• _Task description_:
All of the data should be reproduced word for word, though its pictures must be omitted.

• _Material provided_:
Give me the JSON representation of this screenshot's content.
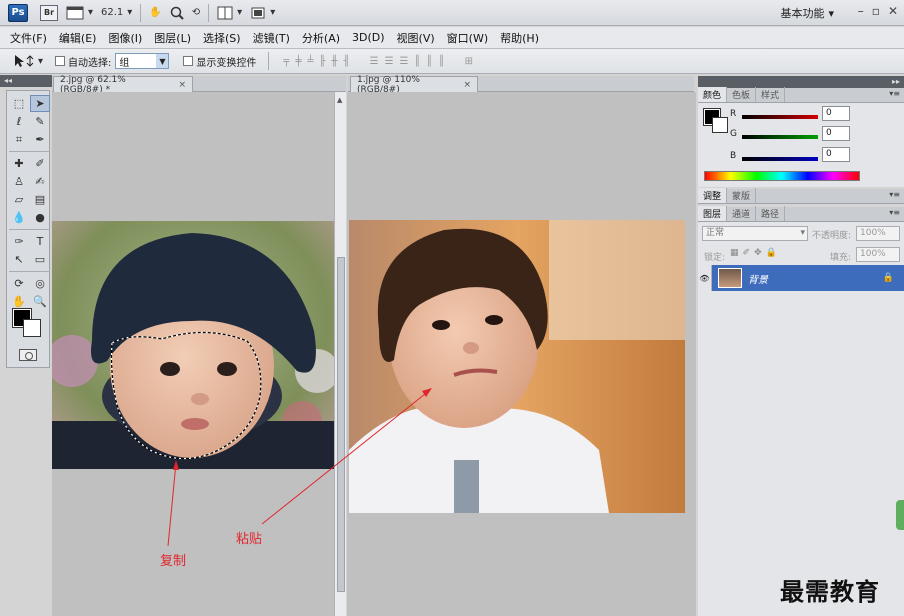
{
  "app": {
    "logo": "Ps",
    "bridge_logo": "Br",
    "zoom": "62.1",
    "workspace": "基本功能",
    "window_controls": [
      "–",
      "▫",
      "✕"
    ]
  },
  "menu": [
    "文件(F)",
    "编辑(E)",
    "图像(I)",
    "图层(L)",
    "选择(S)",
    "滤镜(T)",
    "分析(A)",
    "3D(D)",
    "视图(V)",
    "窗口(W)",
    "帮助(H)"
  ],
  "options": {
    "auto_select_label": "自动选择:",
    "auto_select_value": "组",
    "show_transform_label": "显示变换控件"
  },
  "tabs": {
    "doc1": "2.jpg @ 62.1%(RGB/8#) *",
    "doc2": "1.jpg @ 110%(RGB/8#)",
    "close": "×"
  },
  "panels": {
    "color_tabs": [
      "颜色",
      "色板",
      "样式"
    ],
    "adjust_tabs": [
      "调整",
      "蒙版"
    ],
    "layer_tabs": [
      "图层",
      "通道",
      "路径"
    ],
    "rgb": [
      {
        "label": "R",
        "value": "0",
        "color": "#d00000"
      },
      {
        "label": "G",
        "value": "0",
        "color": "#00a000"
      },
      {
        "label": "B",
        "value": "0",
        "color": "#0000c0"
      }
    ],
    "blend_mode": "正常",
    "opacity_label": "不透明度:",
    "opacity_value": "100%",
    "lock_label": "锁定:",
    "fill_label": "填充:",
    "fill_value": "100%",
    "layer_name": "背景"
  },
  "annotations": {
    "copy": "复制",
    "paste": "粘贴"
  },
  "watermark": "最需教育"
}
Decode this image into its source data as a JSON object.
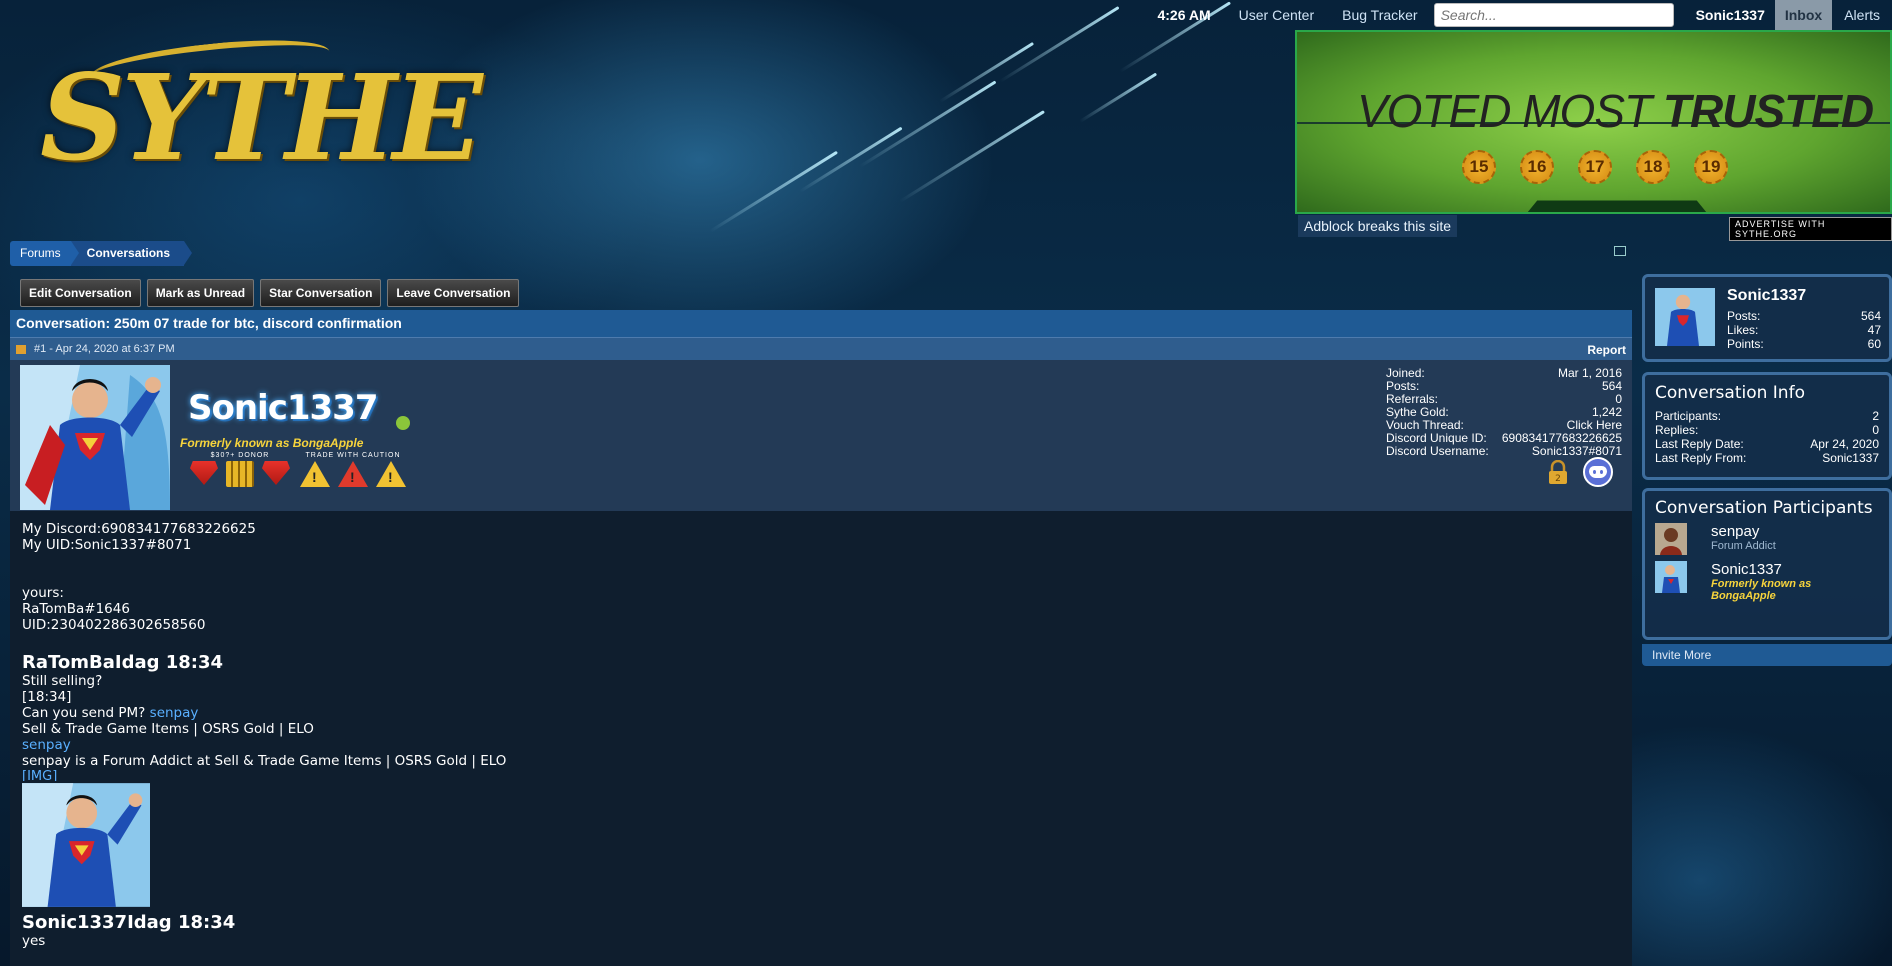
{
  "topbar": {
    "time": "4:26 AM",
    "user_center": "User Center",
    "bug_tracker": "Bug Tracker",
    "search_placeholder": "Search...",
    "username": "Sonic1337",
    "inbox": "Inbox",
    "alerts": "Alerts"
  },
  "logo": {
    "text": "SYTHE"
  },
  "banner": {
    "headline_light": "VOTED MOST ",
    "headline_bold": "TRUSTED",
    "years": [
      "15",
      "16",
      "17",
      "18",
      "19"
    ],
    "adblock": "Adblock breaks this site",
    "advertise": "ADVERTISE WITH SYTHE.ORG"
  },
  "breadcrumb": {
    "forums": "Forums",
    "conversations": "Conversations"
  },
  "actions": {
    "edit": "Edit Conversation",
    "unread": "Mark as Unread",
    "star": "Star Conversation",
    "leave": "Leave Conversation"
  },
  "conversation": {
    "title": "Conversation: 250m 07 trade for btc, discord confirmation",
    "post_number": "#1 - Apr 24, 2020 at 6:37 PM",
    "report": "Report"
  },
  "poster": {
    "signature_name": "Sonic1337",
    "formerly": "Formerly known as BongaApple",
    "badge_caption_1": "$30?+ DONOR",
    "badge_caption_2": "TRADE WITH CAUTION",
    "stats": [
      {
        "label": "Joined:",
        "value": "Mar 1, 2016"
      },
      {
        "label": "Posts:",
        "value": "564"
      },
      {
        "label": "Referrals:",
        "value": "0"
      },
      {
        "label": "Sythe Gold:",
        "value": "1,242"
      },
      {
        "label": "Vouch Thread:",
        "value": "Click Here"
      },
      {
        "label": "Discord Unique ID:",
        "value": "690834177683226625"
      },
      {
        "label": "Discord Username:",
        "value": "Sonic1337#8071"
      }
    ]
  },
  "message": {
    "l1": "My Discord:690834177683226625",
    "l2": "My UID:Sonic1337#8071",
    "l3": "yours:",
    "l4": "RaTomBa#1646",
    "l5": "UID:230402286302658560",
    "h1": "RaTomBaIdag 18:34",
    "l6": "Still selling?",
    "l7": "[18:34]",
    "l8_text": "Can you send PM? ",
    "l8_link": "senpay",
    "l9": "Sell & Trade Game Items | OSRS Gold | ELO",
    "l10_link": "senpay",
    "l11": "senpay is a Forum Addict at Sell & Trade Game Items | OSRS Gold | ELO",
    "img_alt": "[IMG]",
    "h2": "Sonic1337Idag 18:34",
    "l12": "yes"
  },
  "sidebar": {
    "user": {
      "name": "Sonic1337",
      "stats": [
        {
          "label": "Posts:",
          "value": "564"
        },
        {
          "label": "Likes:",
          "value": "47"
        },
        {
          "label": "Points:",
          "value": "60"
        }
      ]
    },
    "info": {
      "title": "Conversation Info",
      "rows": [
        {
          "label": "Participants:",
          "value": "2"
        },
        {
          "label": "Replies:",
          "value": "0"
        },
        {
          "label": "Last Reply Date:",
          "value": "Apr 24, 2020"
        },
        {
          "label": "Last Reply From:",
          "value": "Sonic1337"
        }
      ]
    },
    "participants": {
      "title": "Conversation Participants",
      "list": [
        {
          "name": "senpay",
          "title": "Forum Addict"
        },
        {
          "name": "Sonic1337",
          "title": "Formerly known as BongaApple"
        }
      ]
    },
    "invite": "Invite More"
  }
}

• _Problem solution_:
Give me the JSON representation of this screenshot's content.
{
  "app": {
    "logo": "Ps",
    "bridge_logo": "Br",
    "zoom": "62.1",
    "workspace": "基本功能",
    "window_controls": [
      "–",
      "▫",
      "✕"
    ]
  },
  "menu": [
    "文件(F)",
    "编辑(E)",
    "图像(I)",
    "图层(L)",
    "选择(S)",
    "滤镜(T)",
    "分析(A)",
    "3D(D)",
    "视图(V)",
    "窗口(W)",
    "帮助(H)"
  ],
  "options": {
    "auto_select_label": "自动选择:",
    "auto_select_value": "组",
    "show_transform_label": "显示变换控件"
  },
  "tabs": {
    "doc1": "2.jpg @ 62.1%(RGB/8#) *",
    "doc2": "1.jpg @ 110%(RGB/8#)",
    "close": "×"
  },
  "panels": {
    "color_tabs": [
      "颜色",
      "色板",
      "样式"
    ],
    "adjust_tabs": [
      "调整",
      "蒙版"
    ],
    "layer_tabs": [
      "图层",
      "通道",
      "路径"
    ],
    "rgb": [
      {
        "label": "R",
        "value": "0",
        "color": "#d00000"
      },
      {
        "label": "G",
        "value": "0",
        "color": "#00a000"
      },
      {
        "label": "B",
        "value": "0",
        "color": "#0000c0"
      }
    ],
    "blend_mode": "正常",
    "opacity_label": "不透明度:",
    "opacity_value": "100%",
    "lock_label": "锁定:",
    "fill_label": "填充:",
    "fill_value": "100%",
    "layer_name": "背景"
  },
  "annotations": {
    "copy": "复制",
    "paste": "粘贴"
  },
  "watermark": "最需教育"
}
Decode this image into its source data as a JSON object.
{
  "topbar": {
    "time": "4:26 AM",
    "user_center": "User Center",
    "bug_tracker": "Bug Tracker",
    "search_placeholder": "Search...",
    "username": "Sonic1337",
    "inbox": "Inbox",
    "alerts": "Alerts"
  },
  "logo": {
    "text": "SYTHE"
  },
  "banner": {
    "headline_light": "VOTED MOST ",
    "headline_bold": "TRUSTED",
    "years": [
      "15",
      "16",
      "17",
      "18",
      "19"
    ],
    "adblock": "Adblock breaks this site",
    "advertise": "ADVERTISE WITH SYTHE.ORG"
  },
  "breadcrumb": {
    "forums": "Forums",
    "conversations": "Conversations"
  },
  "actions": {
    "edit": "Edit Conversation",
    "unread": "Mark as Unread",
    "star": "Star Conversation",
    "leave": "Leave Conversation"
  },
  "conversation": {
    "title": "Conversation: 250m 07 trade for btc, discord confirmation",
    "post_number": "#1 - Apr 24, 2020 at 6:37 PM",
    "report": "Report"
  },
  "poster": {
    "signature_name": "Sonic1337",
    "formerly": "Formerly known as BongaApple",
    "badge_caption_1": "$30?+ DONOR",
    "badge_caption_2": "TRADE WITH CAUTION",
    "stats": [
      {
        "label": "Joined:",
        "value": "Mar 1, 2016"
      },
      {
        "label": "Posts:",
        "value": "564"
      },
      {
        "label": "Referrals:",
        "value": "0"
      },
      {
        "label": "Sythe Gold:",
        "value": "1,242"
      },
      {
        "label": "Vouch Thread:",
        "value": "Click Here"
      },
      {
        "label": "Discord Unique ID:",
        "value": "690834177683226625"
      },
      {
        "label": "Discord Username:",
        "value": "Sonic1337#8071"
      }
    ]
  },
  "message": {
    "l1": "My Discord:690834177683226625",
    "l2": "My UID:Sonic1337#8071",
    "l3": "yours:",
    "l4": "RaTomBa#1646",
    "l5": "UID:230402286302658560",
    "h1": "RaTomBaIdag 18:34",
    "l6": "Still selling?",
    "l7": "[18:34]",
    "l8_text": "Can you send PM? ",
    "l8_link": "senpay",
    "l9": "Sell & Trade Game Items | OSRS Gold | ELO",
    "l10_link": "senpay",
    "l11": "senpay is a Forum Addict at Sell & Trade Game Items | OSRS Gold | ELO",
    "img_alt": "[IMG]",
    "h2": "Sonic1337Idag 18:34",
    "l12": "yes"
  },
  "sidebar": {
    "user": {
      "name": "Sonic1337",
      "stats": [
        {
          "label": "Posts:",
          "value": "564"
        },
        {
          "label": "Likes:",
          "value": "47"
        },
        {
          "label": "Points:",
          "value": "60"
        }
      ]
    },
    "info": {
      "title": "Conversation Info",
      "rows": [
        {
          "label": "Participants:",
          "value": "2"
        },
        {
          "label": "Replies:",
          "value": "0"
        },
        {
          "label": "Last Reply Date:",
          "value": "Apr 24, 2020"
        },
        {
          "label": "Last Reply From:",
          "value": "Sonic1337"
        }
      ]
    },
    "participants": {
      "title": "Conversation Participants",
      "list": [
        {
          "name": "senpay",
          "title": "Forum Addict"
        },
        {
          "name": "Sonic1337",
          "title": "Formerly known as BongaApple"
        }
      ]
    },
    "invite": "Invite More"
  }
}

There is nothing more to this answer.